[Available data]

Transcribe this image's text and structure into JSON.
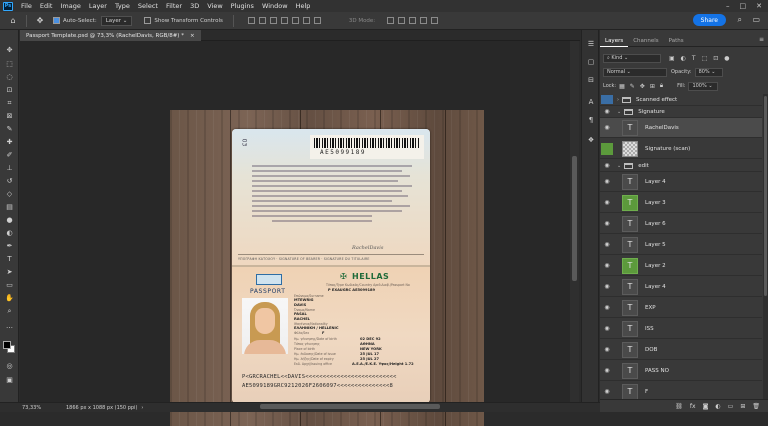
{
  "menubar": {
    "logo": "Ps",
    "items": [
      "File",
      "Edit",
      "Image",
      "Layer",
      "Type",
      "Select",
      "Filter",
      "3D",
      "View",
      "Plugins",
      "Window",
      "Help"
    ],
    "window_controls": [
      "–",
      "□",
      "✕"
    ]
  },
  "options": {
    "auto_select_label": "Auto-Select:",
    "auto_select_value": "Layer",
    "show_transform_label": "Show Transform Controls",
    "mode_3d_label": "3D Mode:",
    "share_label": "Share"
  },
  "document_tab": {
    "title": "Passport Template.psd @ 73,3% (RachelDavis, RGB/8#) *",
    "close": "×"
  },
  "panel": {
    "tabs": [
      "Layers",
      "Channels",
      "Paths"
    ],
    "active_tab": "Layers",
    "filter_label": "Kind",
    "blend_mode": "Normal",
    "opacity_label": "Opacity:",
    "opacity_value": "80%",
    "lock_label": "Lock:",
    "fill_label": "Fill:",
    "fill_value": "100%"
  },
  "layers": [
    {
      "name": "Scanned effect",
      "kind": "group",
      "visible": false
    },
    {
      "name": "Signature",
      "kind": "group",
      "visible": true
    },
    {
      "name": "RachelDavis",
      "kind": "text",
      "visible": true,
      "selected": true
    },
    {
      "name": "Signature (scan)",
      "kind": "image",
      "visible": false
    },
    {
      "name": "edit",
      "kind": "group",
      "visible": true
    },
    {
      "name": "Layer 4",
      "kind": "text",
      "visible": true
    },
    {
      "name": "Layer 3",
      "kind": "text",
      "visible": true
    },
    {
      "name": "Layer 6",
      "kind": "text",
      "visible": true
    },
    {
      "name": "Layer 5",
      "kind": "text",
      "visible": true
    },
    {
      "name": "Layer 2",
      "kind": "text",
      "visible": true
    },
    {
      "name": "Layer 4",
      "kind": "text",
      "visible": true
    },
    {
      "name": "EXP",
      "kind": "text",
      "visible": true
    },
    {
      "name": "ISS",
      "kind": "text",
      "visible": true
    },
    {
      "name": "DOB",
      "kind": "text",
      "visible": true
    },
    {
      "name": "PASS NO",
      "kind": "text",
      "visible": true
    },
    {
      "name": "F",
      "kind": "text",
      "visible": true
    }
  ],
  "status": {
    "zoom": "73,33%",
    "info": "1866 px x 1088 px (150 ppi)",
    "arrow": "›"
  },
  "passport": {
    "page_number": "03",
    "barcode_number": "AE5099189",
    "signature": "RachelDavis",
    "signature_caption": "ΥΠΟΓΡΑΦΗ ΚΑΤΟΧΟΥ · SIGNATURE OF BEARER · SIGNATURE DU TITULAIRE",
    "country": "HELLAS",
    "passport_label": "PASSPORT",
    "header_fields": "Τύπος/Type     Κωδικός/Country     Αριθ.Διαβ./Passport No",
    "header_values": "P     EXAUGRC     AE5099189",
    "fields": [
      {
        "label": "Επώνυμο/Surname",
        "value": "MTEWRIG"
      },
      {
        "label": "",
        "value": "DAVIS"
      },
      {
        "label": "Όνομα/Name",
        "value": "PASAL"
      },
      {
        "label": "",
        "value": "RACHEL"
      },
      {
        "label": "Ιθαγένεια/Nationality",
        "value": "ΕΛΛΗΝΙΚΗ / HELLENIC"
      },
      {
        "label": "Φύλο/Sex",
        "value": "F"
      },
      {
        "label": "Ημ. γέννησης/Date of birth",
        "value": "02 DEC 92"
      },
      {
        "label": "Τόπος γέννησης",
        "value": "ΑΘΗΝΑ"
      },
      {
        "label": "Place of birth",
        "value": "NEW YORK"
      },
      {
        "label": "Ημ. έκδοσης/Date of issue",
        "value": "25 JUL 17"
      },
      {
        "label": "Ημ. λήξης/Date of expiry",
        "value": "25 JUL 27"
      },
      {
        "label": "Εκδ. Αρχή/Issuing office",
        "value": "A.E.A./Ε.Κ.Ε.   Υψος/Height 1.72"
      }
    ],
    "mrz_line1": "P<GRCRACHEL<<DAVIS<<<<<<<<<<<<<<<<<<<<<<<<<<",
    "mrz_line2": "AE5099189GRC9212026F2606097<<<<<<<<<<<<<<<8"
  }
}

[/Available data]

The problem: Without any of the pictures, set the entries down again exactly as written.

Solution:
Transcribe this image's text and structure into JSON.
{
  "menubar": {
    "logo": "Ps",
    "items": [
      "File",
      "Edit",
      "Image",
      "Layer",
      "Type",
      "Select",
      "Filter",
      "3D",
      "View",
      "Plugins",
      "Window",
      "Help"
    ],
    "window_controls": [
      "–",
      "□",
      "✕"
    ]
  },
  "options": {
    "auto_select_label": "Auto-Select:",
    "auto_select_value": "Layer",
    "show_transform_label": "Show Transform Controls",
    "mode_3d_label": "3D Mode:",
    "share_label": "Share"
  },
  "document_tab": {
    "title": "Passport Template.psd @ 73,3% (RachelDavis, RGB/8#) *",
    "close": "×"
  },
  "panel": {
    "tabs": [
      "Layers",
      "Channels",
      "Paths"
    ],
    "active_tab": "Layers",
    "filter_label": "Kind",
    "blend_mode": "Normal",
    "opacity_label": "Opacity:",
    "opacity_value": "80%",
    "lock_label": "Lock:",
    "fill_label": "Fill:",
    "fill_value": "100%"
  },
  "layers": [
    {
      "name": "Scanned effect",
      "kind": "group",
      "visible": false
    },
    {
      "name": "Signature",
      "kind": "group",
      "visible": true
    },
    {
      "name": "RachelDavis",
      "kind": "text",
      "visible": true,
      "selected": true
    },
    {
      "name": "Signature (scan)",
      "kind": "image",
      "visible": false
    },
    {
      "name": "edit",
      "kind": "group",
      "visible": true
    },
    {
      "name": "Layer 4",
      "kind": "text",
      "visible": true
    },
    {
      "name": "Layer 3",
      "kind": "text",
      "visible": true
    },
    {
      "name": "Layer 6",
      "kind": "text",
      "visible": true
    },
    {
      "name": "Layer 5",
      "kind": "text",
      "visible": true
    },
    {
      "name": "Layer 2",
      "kind": "text",
      "visible": true
    },
    {
      "name": "Layer 4",
      "kind": "text",
      "visible": true
    },
    {
      "name": "EXP",
      "kind": "text",
      "visible": true
    },
    {
      "name": "ISS",
      "kind": "text",
      "visible": true
    },
    {
      "name": "DOB",
      "kind": "text",
      "visible": true
    },
    {
      "name": "PASS NO",
      "kind": "text",
      "visible": true
    },
    {
      "name": "F",
      "kind": "text",
      "visible": true
    }
  ],
  "status": {
    "zoom": "73,33%",
    "info": "1866 px x 1088 px (150 ppi)",
    "arrow": "›"
  },
  "passport": {
    "page_number": "03",
    "barcode_number": "AE5099189",
    "signature": "RachelDavis",
    "signature_caption": "ΥΠΟΓΡΑΦΗ ΚΑΤΟΧΟΥ · SIGNATURE OF BEARER · SIGNATURE DU TITULAIRE",
    "country": "HELLAS",
    "passport_label": "PASSPORT",
    "header_fields": "Τύπος/Type     Κωδικός/Country     Αριθ.Διαβ./Passport No",
    "header_values": "P     EXAUGRC     AE5099189",
    "fields": [
      {
        "label": "Επώνυμο/Surname",
        "value": "MTEWRIG"
      },
      {
        "label": "",
        "value": "DAVIS"
      },
      {
        "label": "Όνομα/Name",
        "value": "PASAL"
      },
      {
        "label": "",
        "value": "RACHEL"
      },
      {
        "label": "Ιθαγένεια/Nationality",
        "value": "ΕΛΛΗΝΙΚΗ / HELLENIC"
      },
      {
        "label": "Φύλο/Sex",
        "value": "F"
      },
      {
        "label": "Ημ. γέννησης/Date of birth",
        "value": "02 DEC 92"
      },
      {
        "label": "Τόπος γέννησης",
        "value": "ΑΘΗΝΑ"
      },
      {
        "label": "Place of birth",
        "value": "NEW YORK"
      },
      {
        "label": "Ημ. έκδοσης/Date of issue",
        "value": "25 JUL 17"
      },
      {
        "label": "Ημ. λήξης/Date of expiry",
        "value": "25 JUL 27"
      },
      {
        "label": "Εκδ. Αρχή/Issuing office",
        "value": "A.E.A./Ε.Κ.Ε.   Υψος/Height 1.72"
      }
    ],
    "mrz_line1": "P<GRCRACHEL<<DAVIS<<<<<<<<<<<<<<<<<<<<<<<<<<",
    "mrz_line2": "AE5099189GRC9212026F2606097<<<<<<<<<<<<<<<8"
  }
}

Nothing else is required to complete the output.